Wesley T. Jones as Keith Watson and Elena Hurst as Hector Tobar in “Twilight: Los Angeles, 1992.” Photo: Lauren Miller
Presented by American Repertory Theater in association with Signature Theatre Conceived, Written, and Revised by Anna Deavere Smith Directed by Taibi Magar Scenic Design by Riccardo Hernandez Costume Design by Linda Cho Lighting Design by Alan C. Edwards Sound Design by Darron L. West Projection Design by David Bengali Movement Coach Michael Leon Thomas Dialect Design by Amy Stoller Sensitivity Specialist Ann James Featuring Elena Hurst (she/her), Wesley T. Jones (he/him), Francis Jue (he/him), Carl Palmer (he/him), and Tiffany Rachelle Stewart (she/her).
Aug. 28 – Sept. 24, 2022 ASL Interpreted: 9/18 at 2PM & 9/21 at 7:30PM Audio Described: 9/17 at 2PM & 9/22 at 7:30PM Open Captioned: 9/17 at 2PM & 9/22 at 7:30PM Relaxed: 9/24 at 2PM Loeb Drama Center 64 Brattle Street Cambridge MA 02138
This production contains footage of extreme violence, instances of racialized and discriminatory language, and the sound of a gunshot.
Review by Kitty Drexel
I can’t forever dwell in darkness. I can’t forever dwell in the idea, just identifying with people like me, and understanding me and mine.
CAMBRIDGE, Mass. — Twilight: Los Angeles, 1992 isn’t a conversation starter. It is the continuation of a centuries-long conversation.
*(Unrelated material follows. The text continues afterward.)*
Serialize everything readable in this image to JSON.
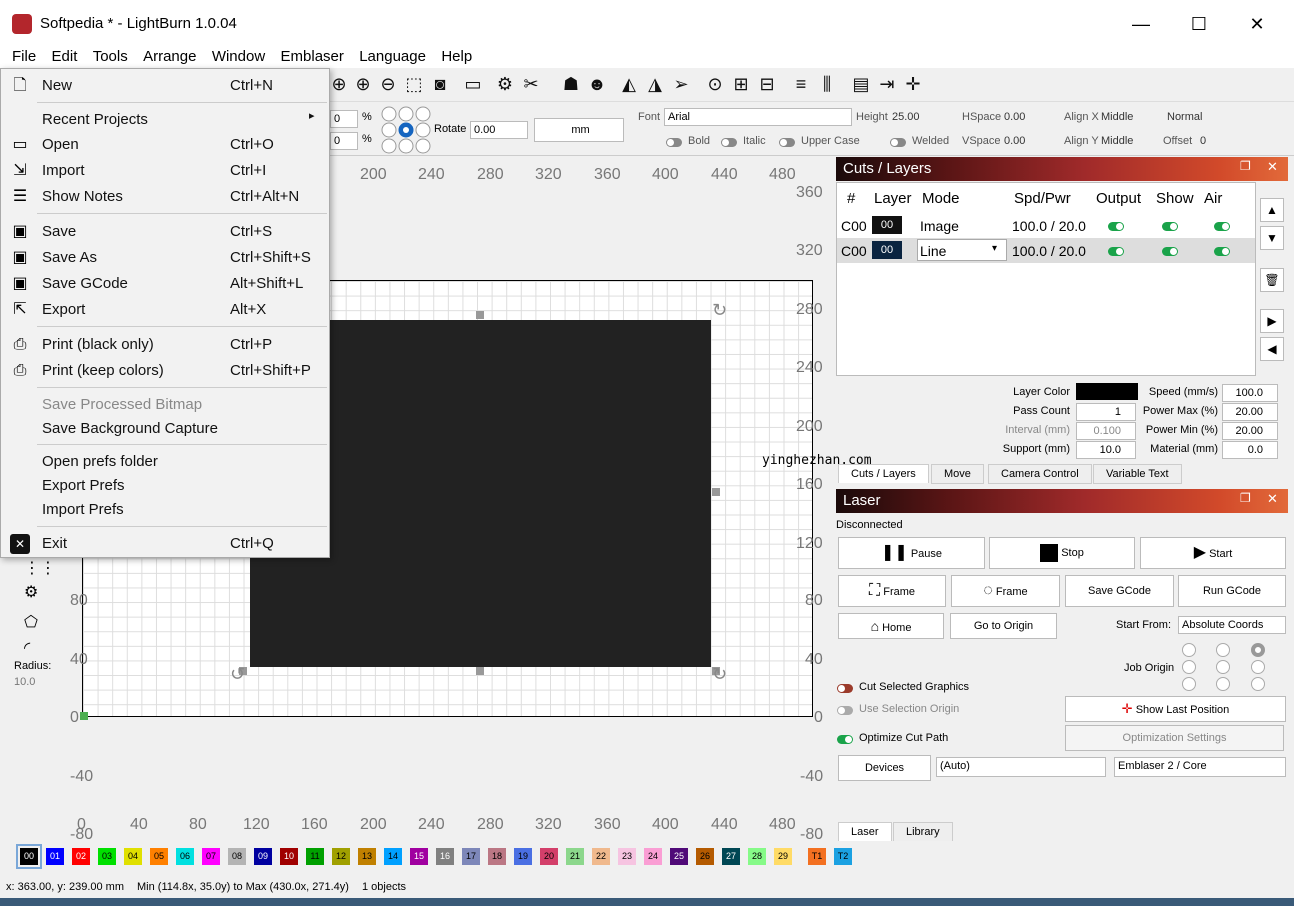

While my fellow white people are arguing about woke politics and sniffling about their fragile feelings, BIPOC and their allies live the negative effects of systemic racism.
This play is about the violence perpetrated against Latasha Harlins, Soon Ja Du, Rodney King, and George Floyd. Graphic violence is depicted. Audience members see the moment when Latasha Harlins dies. We see LAPD police brutally and mercilessly beat Rodney King. Reginald Denny nearly died during the Los Angeles riots. This play is not for children. Continue reading →
PROVIDENCE, RI – When I think of Fringe, at the forefront of the word salad it conjures is “vulnerability.” Fringe in particular brings out the most intensely personal, soul-baring works. It does so largely by allowing artists free reign to put on whatever show they want. It is, among other things, a festival of works from the heart.
For the uninitiated, the Fringe Festival is a theatre festival devoted to experimental or fringe theatre works. It got its start in Edinburgh, but now has chapters all over the world, including one in Providence presented by The Wilbury Theatre Group, now in its ninth year. At a Fringe, you will see works the likes of which you probably have never seen before and that you may never see again. The performances range from poetry to music, dance to clownery, and things that defy any categorization. After two years without a live Fringe Festival because of COVID-19, local artists have a ton of pent up expression ready to be unleashed.Continue reading →